Is e-filing a better way to file your taxes?
Americans and the IRS may not agree on everything, but they’re largely on the same page in regards to e-filing individual income tax returns.
The majority of individual income tax returns filed to the IRS are e-filed. E-filing is popular because it’s a win-win for taxpayers and the IRS.
In return, you can find any refund you’re owed faster, particularly if you have it directly deposited into your bank accounts.
However, what about safety? And can electronic filing actually give you access to all of the forms you may need in case you’ve got a intricate tax situation? Are there situations when you can’t e-file? Let us look at the benefits of e-filing, and whether it might be the best filing choice for your needs.
If you’re thinking about e-filing, some of the advantages include:
- Quick affirmation your forms have been obtained: The IRS will confirm a tax filing was received within 24 hours of digital submission. For paper filers, the IRS doesn’t send any acknowledgment that your forms have arrived .
Timely refunds: When you submit a paper filing, it may take six to eight weeks to be given a tax refund. With e-filing, you’ll receive your money in 3 weeks or less. Choosing direct deposit can also speed up the refund procedure.
Reduced likelihood of mistakes: According to the IRS, there is approximately a 1 percent error rate on e-filed yields, compared with a 20% speed of errors on paper filings. The IRS also provides more information on problems discovered on e-filed returns compared with paper returns.
Easy payment procedure: If you owe the IRS money, it is easier to pay at your advantage when you e-file. It’s possible to submit returns early and pay afterwards if necessary, provided that you pay by the April 15 filing deadline. You also have the option to pay your balance by making use of the IRS Immediate pay service from your checking or savings accounts, filing a credit card through a payment processor for a fee, or paying by check or money order. Just be aware delaying payment after the filing due date (typically April 15) can result in penalties and interest.
Digital storage of taxation data: Submitting returns electronically means there is an electronic copy of your tax documents. So if something happens to your paperwork, then you will have a digital backup.
The fantastic news: Most taxpayers do opt to e-file and get those advantages — and the practice of doing so is easy.
The way to e-file a tax return?
- Use IRS Free File: If your adjusted gross income is $72,000 or less you may have the ability to use the IRS Free File program.

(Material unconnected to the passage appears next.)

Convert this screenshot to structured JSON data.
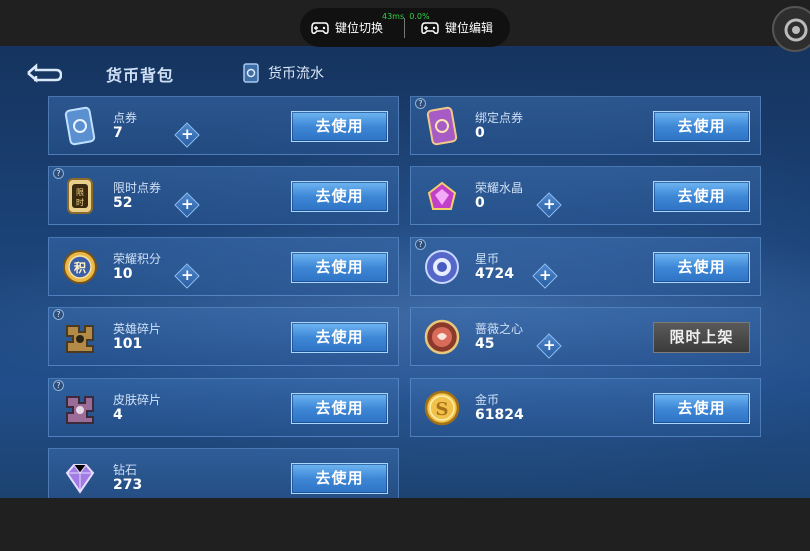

- Free File Fillable Types — If your income is more than $72,000 and you are comfortable doing your taxes without help, you can use Free File Fillable Forms from the IRS. The types do the math for you and provide standard guidance. You can only do your federal return with all these kinds.
- Utilize an online tax preparation tax or service software: Tax preparation software and online filing services are alternatives. These choices are a simple way to finish and e-file your forms. Some software suppliers charge for their programs, Some are free. The software asks you simple questions about your life and finances to steer you through the completion of your types.
- Get free, in-person tax help: In most states, you can find volunteers to help prepare and e-file returns. But eligibility for free aid is typically limited based on earnings, and a few services appeal to particular demographic groups. The IRS maintains a record of authorized providers, but be aware this option is very likely to be the most costly one.
Employing online tax prep software is far and away the preferred approach of most taxpayers. Actually, the IRS says it anticipated over four in five tax returns to be filed through tax return prep software.
Is e-filing really stable?
While e-filing is suitable, you could be worried about security — particularly with all these data breaches. But experts agree this is not an issue that should deter you from e-filing.
“In actuality, it may be more secure than paper filing since you’re sending your personal information through an encrypted system rather than exposing your information in the email.”
Dennis Chow, vice president of information security at SCIS Security, clarifies that the IRS has put safety measures in place to keep your data safe. “Trainers normally use IRS specific APIs that need token sessions,” Chow says. “All this is routed over TLS encrypted connections.”
It’s very important to use a trusted service that will help you file your taxes. Chow advises to not e-file on a public computer or use an online connection which is not confidential.
For many taxpayers, it is sensible to e-file a return since it’s the most convenient way to submit your tax information to the IRS and it allows for timely refunds and effortless payment options. Just make sure that you use tax planning software from a trusted source, so that you may ensure the information which you supply to transmit to the IRS is going to be kept secure.